Ali Stunt, CEO and founder of Pancreatic Cancer Action comments: 

“It is a great shame to hear that Steve Brine has resigned. He was a proactive minster for cancer and willing to talk about the issues with us and other charities who had concerns.  
We really hope that his replacement will have the same passion and drive to help improve early diagnosis of cancer.”

What does this mean for patients? 

The resignation of a minister will not immediately impact patients. Ministers are responsible for policy and whoever takes over from Steve Brine will have their own passions and causes they are interested in. However, they will still be responsible for cancer under their title as Public Health Minister and the governments Long Term Plan for the NHS will remain unchanged, meaning they will need to be involved in policy creation which supports the plan. 

Cancer, therefore, should remain a priority across the NHS and wider health service. Pancreatic Cancer Action will continue to highlight the issue of pancreatic cancer to whoever is in office and ensure that patients voices are heard by those in power.

Concerns over Brexit 

Steve Brine MP resigned from the government over Brexit, an issue that clearly has caused some uncertainty. Health care staff and patients are concerned about the possible impact of no deal at the end of the Brexit negotiations on their medications and the ability for the health service to run effectively.  

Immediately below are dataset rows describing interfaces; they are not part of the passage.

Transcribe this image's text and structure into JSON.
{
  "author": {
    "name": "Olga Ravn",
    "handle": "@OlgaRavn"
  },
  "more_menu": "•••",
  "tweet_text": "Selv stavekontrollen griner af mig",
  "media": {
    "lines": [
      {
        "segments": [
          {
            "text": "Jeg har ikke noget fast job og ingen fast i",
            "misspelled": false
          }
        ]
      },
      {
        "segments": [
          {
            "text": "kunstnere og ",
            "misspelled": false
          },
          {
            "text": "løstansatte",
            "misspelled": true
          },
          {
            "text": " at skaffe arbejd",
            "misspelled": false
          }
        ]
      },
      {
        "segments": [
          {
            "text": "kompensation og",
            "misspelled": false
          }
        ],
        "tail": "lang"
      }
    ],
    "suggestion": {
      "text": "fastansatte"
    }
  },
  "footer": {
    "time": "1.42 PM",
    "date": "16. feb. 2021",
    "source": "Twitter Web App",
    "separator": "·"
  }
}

The government has taken advice from multiple sources regarding risks of a no deal Brexit and has published reports for NHS providers for stockpiling in case of a no deal Brexit in April (in case of border delays or issues importing some medications). This should prevent the impact of no deal being felt by patients.  

What next? 

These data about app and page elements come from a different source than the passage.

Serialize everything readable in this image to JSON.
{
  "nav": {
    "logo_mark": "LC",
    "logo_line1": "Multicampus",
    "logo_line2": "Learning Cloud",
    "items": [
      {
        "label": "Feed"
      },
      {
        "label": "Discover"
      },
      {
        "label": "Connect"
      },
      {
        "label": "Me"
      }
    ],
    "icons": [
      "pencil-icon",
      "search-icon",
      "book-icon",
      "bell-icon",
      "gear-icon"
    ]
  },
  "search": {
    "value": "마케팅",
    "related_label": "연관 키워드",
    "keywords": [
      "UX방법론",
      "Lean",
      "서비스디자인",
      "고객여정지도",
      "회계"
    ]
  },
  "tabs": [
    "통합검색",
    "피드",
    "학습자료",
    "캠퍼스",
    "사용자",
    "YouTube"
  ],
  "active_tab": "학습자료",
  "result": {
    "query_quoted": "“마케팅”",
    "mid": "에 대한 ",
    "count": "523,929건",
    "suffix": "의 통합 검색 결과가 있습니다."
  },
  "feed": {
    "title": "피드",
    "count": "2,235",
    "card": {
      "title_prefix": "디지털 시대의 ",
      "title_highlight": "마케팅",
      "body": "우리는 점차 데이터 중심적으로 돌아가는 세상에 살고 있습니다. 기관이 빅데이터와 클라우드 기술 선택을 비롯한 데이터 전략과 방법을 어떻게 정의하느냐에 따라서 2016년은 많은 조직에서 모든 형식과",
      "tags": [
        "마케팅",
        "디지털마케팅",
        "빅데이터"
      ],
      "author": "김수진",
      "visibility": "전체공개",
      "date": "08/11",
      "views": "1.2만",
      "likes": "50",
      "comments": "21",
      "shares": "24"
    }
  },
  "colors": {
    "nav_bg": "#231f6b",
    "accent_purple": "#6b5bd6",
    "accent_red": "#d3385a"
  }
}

The situation remains very changeable and MPs in parliament have previously voted to prevent no deal being carried out, through law if necessary. This week another series of votes will be held to try to break the current Brexit deadlock and find a way MPs agree on.  

There will be a replacement of the role, however, we don’t know who or when. Nobody knows what is going to happen next, however, rest assured that once we know who will replace him, we will reach out to make sure the issues surrounding pancreatic cancer are a priority.  

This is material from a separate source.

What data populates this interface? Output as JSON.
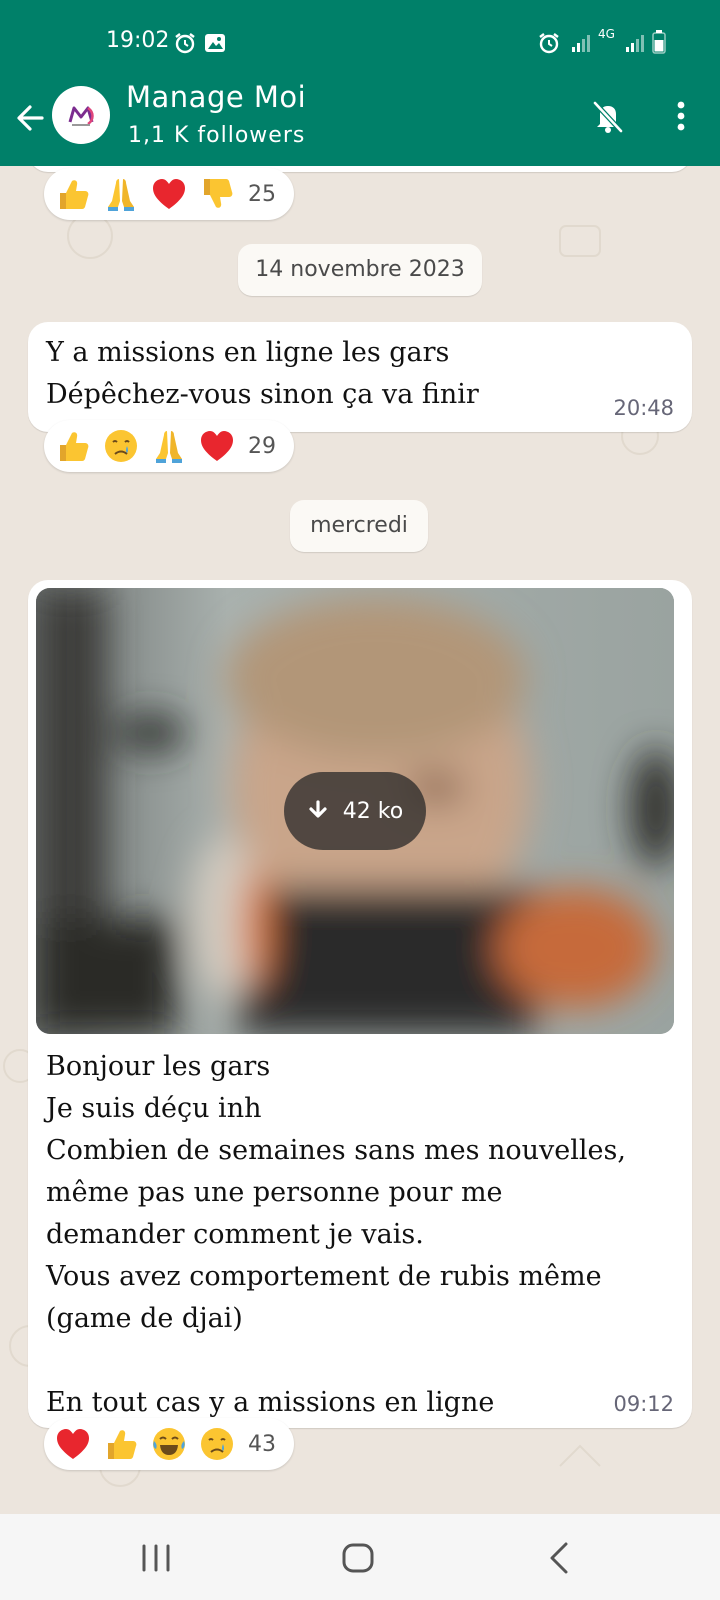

Whatever happens in the coming days and weeks, patients should be reassured that plans are in place to avoid disruption to their treatments and medicines.  

Whatever happens in the coming days and weeks, patients should be reassured that plans are in place to avoid disruption to their treatments and medicines.

If anyone has any worries or concerns, please do not hesitate to get in touch with us. We will always try our best to help in any way we can. Please e-mail or call 0303 040 1770.